AIM OF THE TASK
Show every line of the data that contains the string "Salad".

[Records from a collection]
.....

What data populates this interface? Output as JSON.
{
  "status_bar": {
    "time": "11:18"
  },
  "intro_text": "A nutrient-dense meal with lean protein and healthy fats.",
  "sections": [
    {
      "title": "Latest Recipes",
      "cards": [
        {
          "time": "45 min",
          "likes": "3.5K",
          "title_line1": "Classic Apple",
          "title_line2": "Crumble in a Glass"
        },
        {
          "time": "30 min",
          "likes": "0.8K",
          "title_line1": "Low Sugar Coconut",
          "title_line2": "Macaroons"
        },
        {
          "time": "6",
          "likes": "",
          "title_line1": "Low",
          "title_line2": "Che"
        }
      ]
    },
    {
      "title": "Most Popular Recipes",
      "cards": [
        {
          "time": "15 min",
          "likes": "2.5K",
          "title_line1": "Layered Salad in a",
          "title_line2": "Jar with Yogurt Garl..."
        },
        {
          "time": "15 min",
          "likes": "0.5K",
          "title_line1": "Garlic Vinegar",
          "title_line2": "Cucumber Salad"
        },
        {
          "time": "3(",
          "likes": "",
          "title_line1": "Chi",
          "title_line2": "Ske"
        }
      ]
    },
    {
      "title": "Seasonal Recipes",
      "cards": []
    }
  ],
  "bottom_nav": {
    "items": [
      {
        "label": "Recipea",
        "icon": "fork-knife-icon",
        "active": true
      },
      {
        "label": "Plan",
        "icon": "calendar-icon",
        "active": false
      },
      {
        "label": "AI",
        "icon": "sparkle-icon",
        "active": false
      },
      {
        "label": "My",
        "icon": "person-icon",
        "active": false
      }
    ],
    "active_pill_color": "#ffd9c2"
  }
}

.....

TASK OUTPUT
          "title_line1": "Layered Salad in a",
          "title_line2": "Cucumber Salad"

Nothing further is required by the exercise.